According to the service notice, Sigma will be offering a free update service for customers owning recently manufactured Alpha-mount Sigma lenses. Customers are advised to contact their nearest authorized Sigma Service Station for further details. Understandably, Sigma does note that lenses that have been discontinued for several years or longer may not be covered by this update service.
The problem is one we encountered in our own lab testing of the Sony Alpha SLT-series cameras, in concert with the Sigma 70mm f/2.8 DG Macro lens, and appears to relate to a miscommunication between camera body and lens. (In our case, the same lens worked correctly on a traditional Sony DSLR body.). Sigma states that the lens aperture may not work properly, and possibly result in a "camera error" message being displayed on the SLT-series body. In our lab, we occasionally found that upon completion of an exposure, the 70mm lens' aperture would remain stopped down. On the subsequent shot, the lens would then incorrectly stop down even further from its previous position, resulting in an underexposed image. Pressing the Depth-of-Field Preview button a few times would generally clear the issue, perhaps providing a workaround for photographers occasionally wanting to use an older Sigma lens with an SLT-series camera, although there's obviously no guarantee that this behavior wasn't specific to our combination of lens and body.
As well as offering a fix for customers with recent or current lenses, Sigma has also noted that it will be implementing the fix in all new production of Alpha-mount lenses. This will be indicated on the outside of the packaging, with a sticker on the box stating "α33, α55 compatible."

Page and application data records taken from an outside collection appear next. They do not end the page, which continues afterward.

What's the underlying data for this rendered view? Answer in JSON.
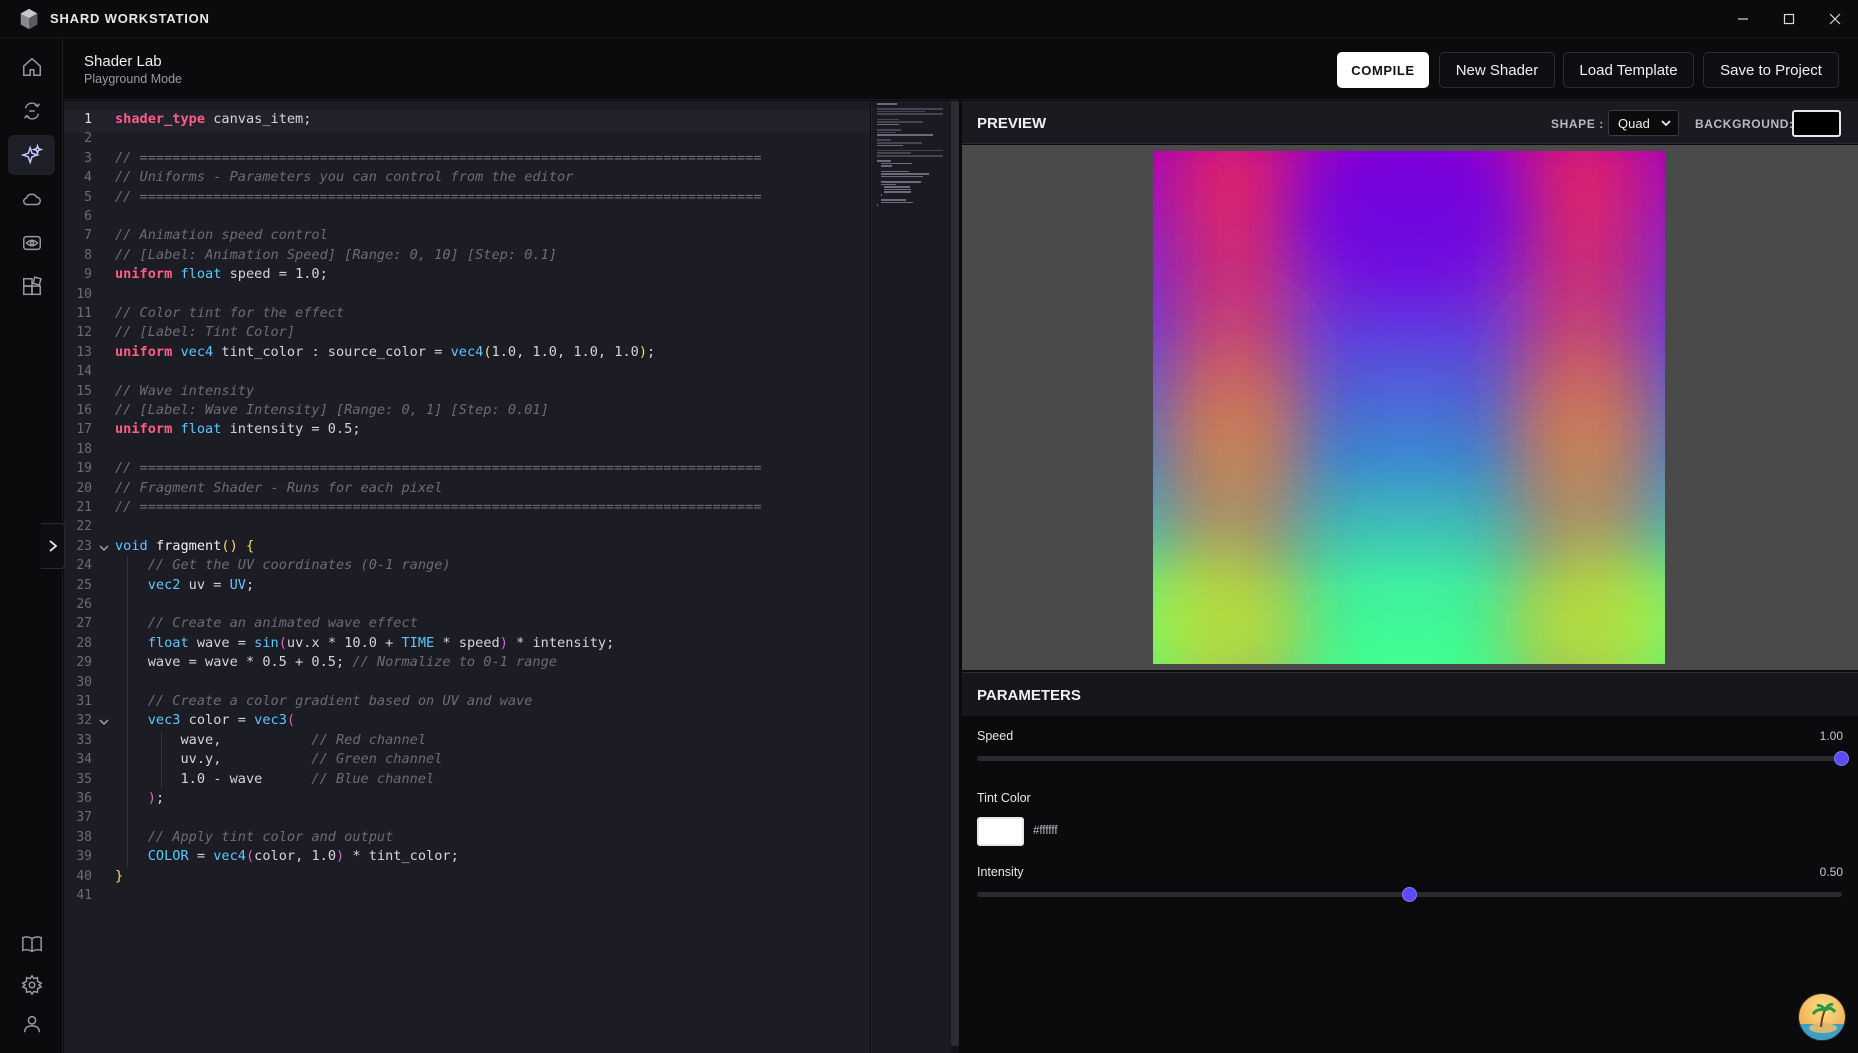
{
  "app": {
    "title": "SHARD WORKSTATION"
  },
  "header": {
    "title": "Shader Lab",
    "subtitle": "Playground Mode",
    "buttons": {
      "compile": "COMPILE",
      "new_shader": "New Shader",
      "load_template": "Load Template",
      "save_to_project": "Save to Project"
    }
  },
  "rail": {
    "items": [
      "home-icon",
      "transform-icon",
      "sparkle-icon",
      "cloud-icon",
      "eye-icon",
      "extensions-icon"
    ],
    "active": "sparkle-icon",
    "bottom_items": [
      "book-icon",
      "gear-icon",
      "user-icon"
    ]
  },
  "editor": {
    "current_line": 1,
    "lines": [
      [
        [
          "kw",
          "shader_type"
        ],
        [
          "t",
          " canvas_item;"
        ]
      ],
      [],
      [
        [
          "cm",
          "// ============================================================================"
        ]
      ],
      [
        [
          "cm",
          "// Uniforms - Parameters you can control from the editor"
        ]
      ],
      [
        [
          "cm",
          "// ============================================================================"
        ]
      ],
      [],
      [
        [
          "cm",
          "// Animation speed control"
        ]
      ],
      [
        [
          "cm",
          "// [Label: Animation Speed] [Range: 0, 10] [Step: 0.1]"
        ]
      ],
      [
        [
          "kw",
          "uniform"
        ],
        [
          "t",
          " "
        ],
        [
          "ty",
          "float"
        ],
        [
          "t",
          " speed = 1.0;"
        ]
      ],
      [],
      [
        [
          "cm",
          "// Color tint for the effect"
        ]
      ],
      [
        [
          "cm",
          "// [Label: Tint Color]"
        ]
      ],
      [
        [
          "kw",
          "uniform"
        ],
        [
          "t",
          " "
        ],
        [
          "ty",
          "vec4"
        ],
        [
          "t",
          " tint_color : source_color = "
        ],
        [
          "ty",
          "vec4"
        ],
        [
          "br",
          "("
        ],
        [
          "t",
          "1.0, 1.0, 1.0, 1.0"
        ],
        [
          "br",
          ")"
        ],
        [
          "t",
          ";"
        ]
      ],
      [],
      [
        [
          "cm",
          "// Wave intensity"
        ]
      ],
      [
        [
          "cm",
          "// [Label: Wave Intensity] [Range: 0, 1] [Step: 0.01]"
        ]
      ],
      [
        [
          "kw",
          "uniform"
        ],
        [
          "t",
          " "
        ],
        [
          "ty",
          "float"
        ],
        [
          "t",
          " intensity = 0.5;"
        ]
      ],
      [],
      [
        [
          "cm",
          "// ============================================================================"
        ]
      ],
      [
        [
          "cm",
          "// Fragment Shader - Runs for each pixel"
        ]
      ],
      [
        [
          "cm",
          "// ============================================================================"
        ]
      ],
      [],
      [
        [
          "ty",
          "void"
        ],
        [
          "t",
          " "
        ],
        [
          "fn",
          "fragment"
        ],
        [
          "br",
          "()"
        ],
        [
          "t",
          " "
        ],
        [
          "br",
          "{"
        ]
      ],
      [
        [
          "t",
          "    "
        ],
        [
          "cm",
          "// Get the UV coordinates (0-1 range)"
        ]
      ],
      [
        [
          "t",
          "    "
        ],
        [
          "ty",
          "vec2"
        ],
        [
          "t",
          " uv = "
        ],
        [
          "ty",
          "UV"
        ],
        [
          "t",
          ";"
        ]
      ],
      [],
      [
        [
          "t",
          "    "
        ],
        [
          "cm",
          "// Create an animated wave effect"
        ]
      ],
      [
        [
          "t",
          "    "
        ],
        [
          "ty",
          "float"
        ],
        [
          "t",
          " wave = "
        ],
        [
          "ty",
          "sin"
        ],
        [
          "br2",
          "("
        ],
        [
          "t",
          "uv.x * 10.0 + "
        ],
        [
          "ty",
          "TIME"
        ],
        [
          "t",
          " * speed"
        ],
        [
          "br2",
          ")"
        ],
        [
          "t",
          " * intensity;"
        ]
      ],
      [
        [
          "t",
          "    wave = wave * 0.5 + 0.5; "
        ],
        [
          "cm",
          "// Normalize to 0-1 range"
        ]
      ],
      [],
      [
        [
          "t",
          "    "
        ],
        [
          "cm",
          "// Create a color gradient based on UV and wave"
        ]
      ],
      [
        [
          "t",
          "    "
        ],
        [
          "ty",
          "vec3"
        ],
        [
          "t",
          " color = "
        ],
        [
          "ty",
          "vec3"
        ],
        [
          "br2",
          "("
        ]
      ],
      [
        [
          "t",
          "        wave,           "
        ],
        [
          "cm",
          "// Red channel"
        ]
      ],
      [
        [
          "t",
          "        uv.y,           "
        ],
        [
          "cm",
          "// Green channel"
        ]
      ],
      [
        [
          "t",
          "        1.0 - wave      "
        ],
        [
          "cm",
          "// Blue channel"
        ]
      ],
      [
        [
          "t",
          "    "
        ],
        [
          "br2",
          ")"
        ],
        [
          "t",
          ";"
        ]
      ],
      [],
      [
        [
          "t",
          "    "
        ],
        [
          "cm",
          "// Apply tint color and output"
        ]
      ],
      [
        [
          "t",
          "    "
        ],
        [
          "ty",
          "COLOR"
        ],
        [
          "t",
          " = "
        ],
        [
          "ty",
          "vec4"
        ],
        [
          "br2",
          "("
        ],
        [
          "t",
          "color, 1.0"
        ],
        [
          "br2",
          ")"
        ],
        [
          "t",
          " * tint_color;"
        ]
      ],
      [
        [
          "br",
          "}"
        ]
      ],
      []
    ],
    "fold_lines": [
      23,
      32
    ]
  },
  "preview": {
    "title": "PREVIEW",
    "shape_label": "SHAPE :",
    "shape_value": "Quad",
    "background_label": "BACKGROUND:",
    "background_color": "#000000"
  },
  "parameters": {
    "title": "PARAMETERS",
    "speed": {
      "label": "Speed",
      "value": "1.00",
      "fraction": 1.0
    },
    "tint": {
      "label": "Tint Color",
      "hex": "#ffffff"
    },
    "intensity": {
      "label": "Intensity",
      "value": "0.50",
      "fraction": 0.5
    }
  },
  "colors": {
    "accent": "#5b4cf5",
    "keyword": "#ff5c8a",
    "type": "#5cc8ff",
    "comment": "#6b6b7a"
  }
}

For more details on the fix, visit the Sigma website.
The Sigma 85mm F1.4 EX DG HSM lens.
Photo provided by Sigma Corp.
In other news from Sigma, the company has announced that the Canon-mount version of its Sigma 85mm F1.4 EX DG HSM lens is due to start shipping at the end of this month. First announced at the Photo Marketing Association tradeshow last February, the 85mm F1.4 EX DG HSM has an optical design with eleven elements in eight groups, including one Special Low Dispersion glass element, and one molded aspherical glass element, as well as Sigma's Super Multi-Layer Coating. A sample photo gallery is available, showing seven images shot with the Sigma-mount variant of the same lens on a Sigma SD15 digital SLR.
Finally, Sigma has also announced that its 17-50mm F2.8 EX DC OS HSM lens will also start shipping in Pentax-mount form at the end of the month. This lens has 17 elements in 13 groups, including two “F” Low Dispersion glass elements, two glass mold elements, and one one hybrid aspherical element, plus Sigma's Super Multi-Layer Coating. Pentax-mount users should note that this lens only provides autofocus on bodies supporting in-lens HSM AF motors. It's also worth noting that this lens model continues Sigma's interesting tradition of offering in-lens stabilization on both Sony and Pentax mounts, which already include in-body stabilization. While the two systems can't be used simultaneously, it offers photographers a choice of whether they prefer to use in-body or in-lens stabilization for any individual shot, allowing the strenghts of both systems to be exploited. The Sigma 17-50mm F2.8 EX DC OS HSM lens was also announced at the PMA show last February, and began shipping in May for Canon and Nikon mounts, with Sigma and Sony-mount versions following last month. A gallery containing 14 images shot with the Sigma-mount variant of this lens on a Sigma SD14 camera body is available.
The Sigma 17-50mm F2.8 EX DC OS HSM lens.
Photo provided by Sigma Corp.